The company claims more than 90 percent of the 1,372 areas of so-called intangible cultural heritages identified by the government have a presence on Douyin. If this seems vague, the arrival of museums on the platform, from giant state institutions such as the National Museum of China to hip contemporary art centers such as Beijing’s UCCA, clearly indicates the new role short-video is playing in delivering culture to large audiences. This move was signified by a 9-museum virtual tour relay held on Douyin in February and a second on International Museum Day in May.
Meanwhile, ByteDance’s desire to elevate arts content is being mirrored internationally with the company launching a $50 million TikTok Creative Learning Fund to support educational content creators and signing with the likes of the Carnegie Museum of Natural History, which has enjoyed viral success on TikTok with its series of nerdy science-themed videos.
“The pandemic challenged the whole art industry, but it also offered an opportunity for art institutions and individuals to reflect on how they communicate in this ecosystem,” says Zhu Boer, Activation Manager at TONG, who highlights the range of public and private museums to become active in creating bite-sized informative content. “Launching on short-video platforms seems a must do, but the question in the cultural sector is how to land creatively and contextually.”
Douyin in 2021
ByteDance’s original 15-second video limit led to suggestions of an alternative Andy Warhol vision of a future where everyone would be famous for 15 minutes. But with Douyin creators now able to post five minute-long videos, and go even longer via livestream, the assertion of Warhol’s artistic contemporary Joseph Beuys that “everyone is an artist” more accurately projects the nature of the app in 2021 and beyond.

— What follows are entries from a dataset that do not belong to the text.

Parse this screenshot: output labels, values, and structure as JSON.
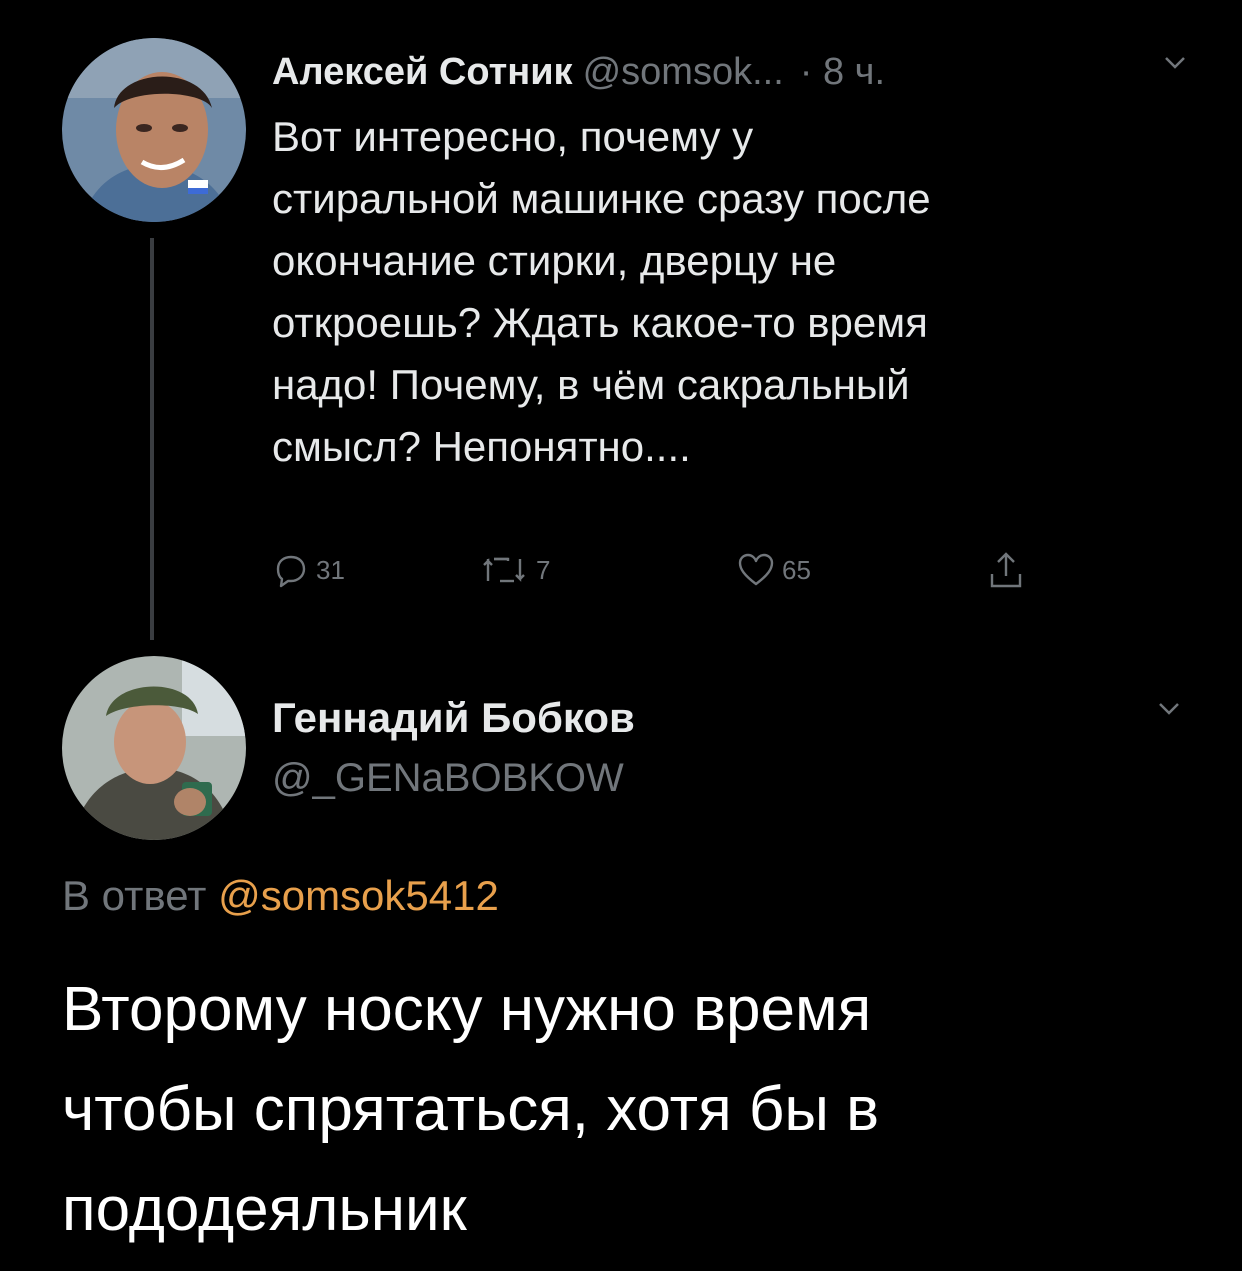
{
  "colors": {
    "background": "#000000",
    "text_primary": "#e7e9ea",
    "text_muted": "#71767b",
    "mention": "#e8a04c",
    "thread_line": "#3a3d41"
  },
  "tweet": {
    "author_name": "Алексей Сотник",
    "author_handle": "@somsok...",
    "time": "· 8 ч.",
    "body_lines": [
      "Вот интересно, почему у",
      "стиральной машинке сразу после",
      "окончание стирки, дверцу не",
      "откроешь? Ждать какое-то время",
      "надо! Почему, в чём сакральный",
      "смысл? Непонятно...."
    ],
    "reply_count": "31",
    "retweet_count": "7",
    "like_count": "65",
    "icons": [
      "reply-icon",
      "retweet-icon",
      "like-icon",
      "share-icon",
      "chevron-down-icon"
    ]
  },
  "reply": {
    "author_name": "Геннадий Бобков",
    "author_handle": "@_GENaBOBKOW",
    "replying_to_prefix": "В ответ",
    "replying_to_handle": "@somsok5412",
    "body_lines": [
      "Второму носку нужно время",
      "чтобы спрятаться, хотя бы в",
      "пододеяльник"
    ]
  }
}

ByteDance sees supporting individual creators as essential to its long-term success, says Fabian Ouwehand, founder of UPLAB, a Shenzhen-based company that helps artists go viral on Douyin and TikTok. “Douyin uses creators to create an in-app culture and it supports the people on the platform to attract a larger and larger audience.” This support is both practical and financial with 22 million creators receiving $6.9 billion in 2019, a number expected to double in 2020.
Ouwehand has been surprised by the speed at which Douyin has integrated on and offline, thereby allowing calligraphers, potters, and embroiderers to sell their wares through short-videos. ByteDance’s cultural focus, however, is less surprising, “It wants to be seen as the educational and creative platform for the mainstream, to show people good lifestyles and good art. That’s been their messaging since the beginning.”
The continued growth of cultural creators on Douyin will be mirrored by cultural institutions, says Zhang Yilun, a Creative Business Lecturer at the Hogeschool Utrecht, a science university in the Netherlands. “Production-wise, it’s easy to create and operate at a low cost and I expect they will further explore livestreaming shopping options on their existing short-video channels.”
If Douyin is to outlive its own 15 minutes of fame and become the ubiquitous space to consume video on mobile in China, longer, more polished content will be essential, however counterintuitive that might seem. Having succeeded in capturing the attention of China’s internet users at an unprecedented speed, ByteDance will look to support the initiatives of cultural institutions and individual creators in continuing to create the type of culture-centric video that Douyin users have already shown a passion for.